- _Data to use_:
- Opening Delimiter -
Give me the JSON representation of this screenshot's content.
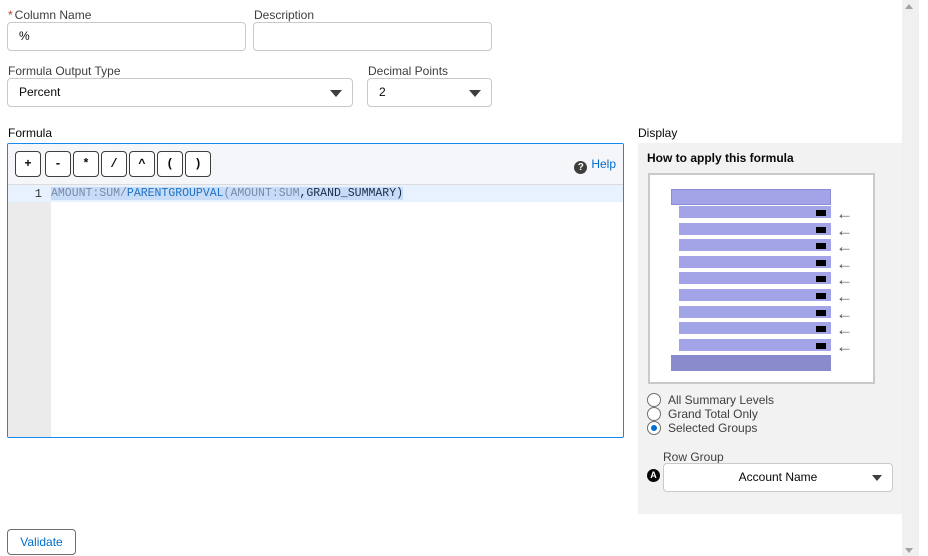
{
  "column_name": {
    "label": "Column Name",
    "required_mark": "*",
    "value": "%"
  },
  "description": {
    "label": "Description",
    "value": ""
  },
  "output_type": {
    "label": "Formula Output Type",
    "value": "Percent"
  },
  "decimal_points": {
    "label": "Decimal Points",
    "value": "2"
  },
  "formula": {
    "label": "Formula",
    "operators": [
      "+",
      "-",
      "*",
      "/",
      "^",
      "(",
      ")"
    ],
    "help_label": "Help",
    "line_number": "1",
    "tokens": [
      "AMOUNT:SUM",
      "/",
      "PARENTGROUPVAL",
      "(",
      "AMOUNT:SUM",
      ",",
      "GRAND_SUMMARY",
      ")"
    ]
  },
  "display": {
    "label": "Display",
    "heading": "How to apply this formula",
    "options": [
      "All Summary Levels",
      "Grand Total Only",
      "Selected Groups"
    ],
    "selected_option": "Selected Groups",
    "row_group_label": "Row Group",
    "row_group_value": "Account Name",
    "row_group_badge": "A",
    "diagram_colors": {
      "row": "#a3a4e8",
      "footer": "#8a8bcc",
      "marker": "#000000"
    }
  },
  "validate_label": "Validate",
  "colors": {
    "focus": "#1589ee",
    "link": "#006dcc",
    "radio_checked": "#0070d2"
  }
}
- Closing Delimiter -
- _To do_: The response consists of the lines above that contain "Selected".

- _Reply to the exercise_:
      "Selected Groups"
    "selected_option": "Selected Groups",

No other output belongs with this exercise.